§ TRY IT: Could you output every record below exactly, leaving out the pictures?

§ THE INPUT:
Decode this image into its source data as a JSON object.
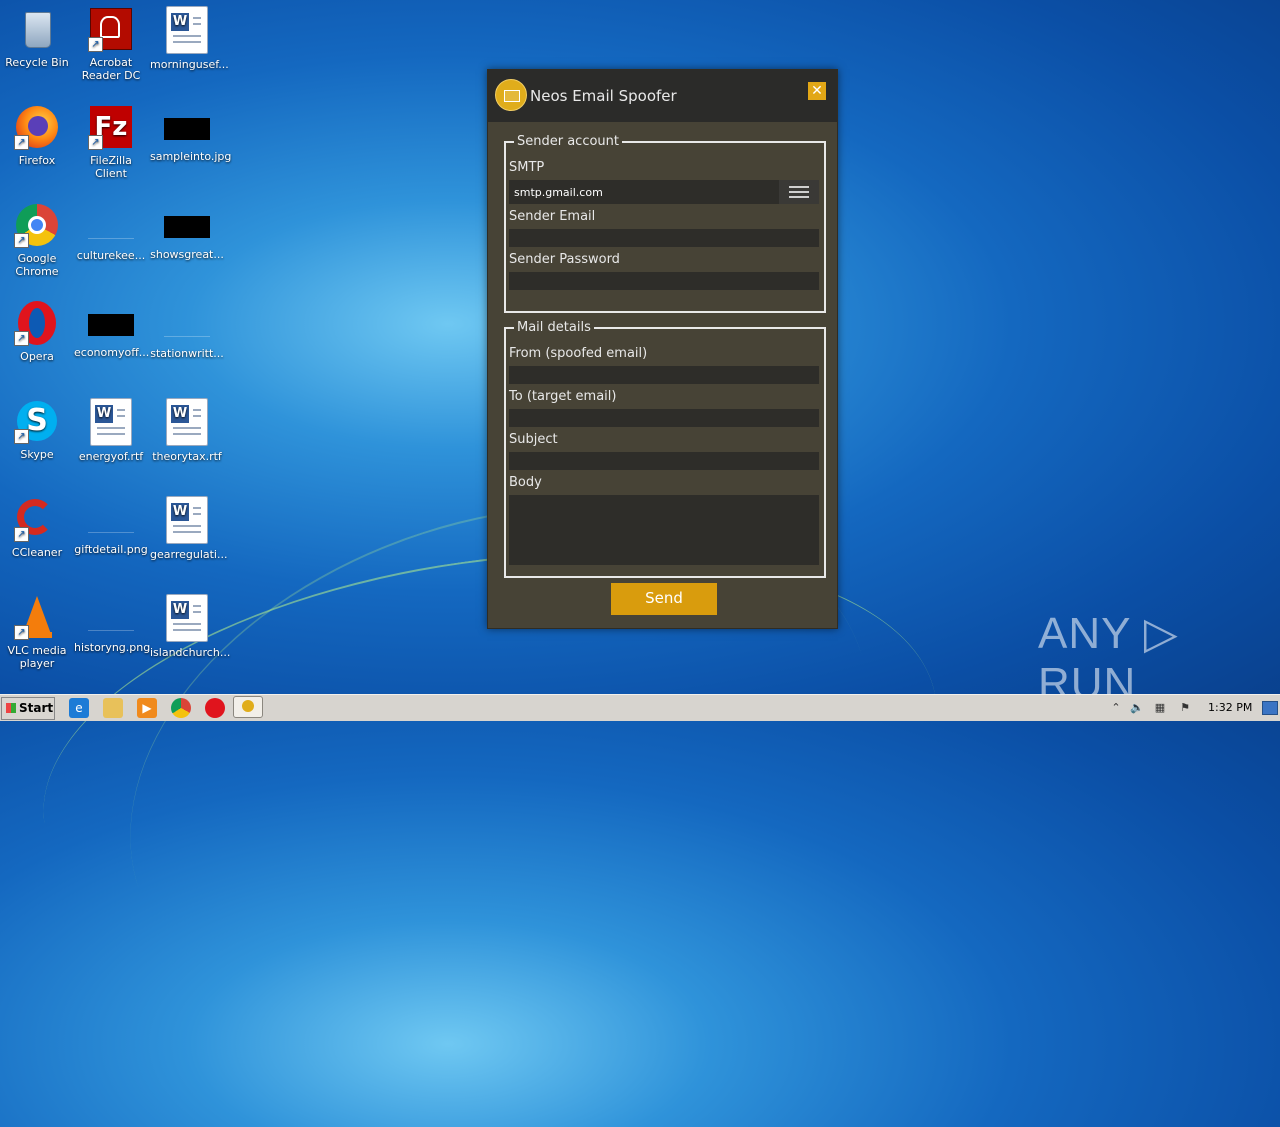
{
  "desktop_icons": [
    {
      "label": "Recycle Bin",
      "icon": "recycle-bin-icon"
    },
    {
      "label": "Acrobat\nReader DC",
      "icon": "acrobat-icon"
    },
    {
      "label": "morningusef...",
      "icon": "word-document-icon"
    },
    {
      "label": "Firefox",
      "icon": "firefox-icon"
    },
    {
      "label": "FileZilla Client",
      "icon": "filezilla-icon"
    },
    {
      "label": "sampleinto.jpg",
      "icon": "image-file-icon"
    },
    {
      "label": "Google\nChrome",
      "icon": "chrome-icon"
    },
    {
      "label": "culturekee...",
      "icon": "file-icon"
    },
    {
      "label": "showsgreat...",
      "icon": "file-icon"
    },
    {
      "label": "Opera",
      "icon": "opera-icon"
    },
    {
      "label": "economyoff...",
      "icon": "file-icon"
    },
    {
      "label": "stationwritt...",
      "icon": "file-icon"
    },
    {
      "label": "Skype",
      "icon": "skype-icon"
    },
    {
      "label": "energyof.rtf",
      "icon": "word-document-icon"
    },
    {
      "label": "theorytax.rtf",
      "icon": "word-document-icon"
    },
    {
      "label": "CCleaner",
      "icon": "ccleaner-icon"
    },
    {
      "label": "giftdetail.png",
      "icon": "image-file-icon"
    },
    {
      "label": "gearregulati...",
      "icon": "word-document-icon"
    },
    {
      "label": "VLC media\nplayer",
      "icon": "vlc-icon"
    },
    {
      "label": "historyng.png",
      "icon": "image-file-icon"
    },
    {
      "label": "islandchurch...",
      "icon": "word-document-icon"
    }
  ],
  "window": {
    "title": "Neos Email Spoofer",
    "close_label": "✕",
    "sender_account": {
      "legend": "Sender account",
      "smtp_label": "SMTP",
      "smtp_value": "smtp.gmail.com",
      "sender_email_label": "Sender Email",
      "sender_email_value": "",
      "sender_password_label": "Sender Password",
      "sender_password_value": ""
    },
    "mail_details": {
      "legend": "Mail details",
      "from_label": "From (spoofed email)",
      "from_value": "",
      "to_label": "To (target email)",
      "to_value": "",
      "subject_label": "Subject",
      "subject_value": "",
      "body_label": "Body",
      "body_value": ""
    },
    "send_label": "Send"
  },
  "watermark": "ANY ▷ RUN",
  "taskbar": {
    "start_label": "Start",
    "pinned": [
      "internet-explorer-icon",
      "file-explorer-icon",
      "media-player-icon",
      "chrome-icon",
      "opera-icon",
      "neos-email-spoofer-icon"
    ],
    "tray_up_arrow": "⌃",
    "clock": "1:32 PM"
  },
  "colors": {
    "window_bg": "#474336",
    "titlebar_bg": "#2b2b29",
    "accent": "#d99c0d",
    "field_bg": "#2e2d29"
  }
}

§ EXERCISE RESPONSE:
Decode this image into its source data as a JSON object.
{
  "desktop_icons": [
    {
      "label": "Recycle Bin",
      "icon": "recycle-bin-icon"
    },
    {
      "label": "Acrobat\nReader DC",
      "icon": "acrobat-icon"
    },
    {
      "label": "morningusef...",
      "icon": "word-document-icon"
    },
    {
      "label": "Firefox",
      "icon": "firefox-icon"
    },
    {
      "label": "FileZilla Client",
      "icon": "filezilla-icon"
    },
    {
      "label": "sampleinto.jpg",
      "icon": "image-file-icon"
    },
    {
      "label": "Google\nChrome",
      "icon": "chrome-icon"
    },
    {
      "label": "culturekee...",
      "icon": "file-icon"
    },
    {
      "label": "showsgreat...",
      "icon": "file-icon"
    },
    {
      "label": "Opera",
      "icon": "opera-icon"
    },
    {
      "label": "economyoff...",
      "icon": "file-icon"
    },
    {
      "label": "stationwritt...",
      "icon": "file-icon"
    },
    {
      "label": "Skype",
      "icon": "skype-icon"
    },
    {
      "label": "energyof.rtf",
      "icon": "word-document-icon"
    },
    {
      "label": "theorytax.rtf",
      "icon": "word-document-icon"
    },
    {
      "label": "CCleaner",
      "icon": "ccleaner-icon"
    },
    {
      "label": "giftdetail.png",
      "icon": "image-file-icon"
    },
    {
      "label": "gearregulati...",
      "icon": "word-document-icon"
    },
    {
      "label": "VLC media\nplayer",
      "icon": "vlc-icon"
    },
    {
      "label": "historyng.png",
      "icon": "image-file-icon"
    },
    {
      "label": "islandchurch...",
      "icon": "word-document-icon"
    }
  ],
  "window": {
    "title": "Neos Email Spoofer",
    "close_label": "✕",
    "sender_account": {
      "legend": "Sender account",
      "smtp_label": "SMTP",
      "smtp_value": "smtp.gmail.com",
      "sender_email_label": "Sender Email",
      "sender_email_value": "",
      "sender_password_label": "Sender Password",
      "sender_password_value": ""
    },
    "mail_details": {
      "legend": "Mail details",
      "from_label": "From (spoofed email)",
      "from_value": "",
      "to_label": "To (target email)",
      "to_value": "",
      "subject_label": "Subject",
      "subject_value": "",
      "body_label": "Body",
      "body_value": ""
    },
    "send_label": "Send"
  },
  "watermark": "ANY ▷ RUN",
  "taskbar": {
    "start_label": "Start",
    "pinned": [
      "internet-explorer-icon",
      "file-explorer-icon",
      "media-player-icon",
      "chrome-icon",
      "opera-icon",
      "neos-email-spoofer-icon"
    ],
    "tray_up_arrow": "⌃",
    "clock": "1:32 PM"
  },
  "colors": {
    "window_bg": "#474336",
    "titlebar_bg": "#2b2b29",
    "accent": "#d99c0d",
    "field_bg": "#2e2d29"
  }
}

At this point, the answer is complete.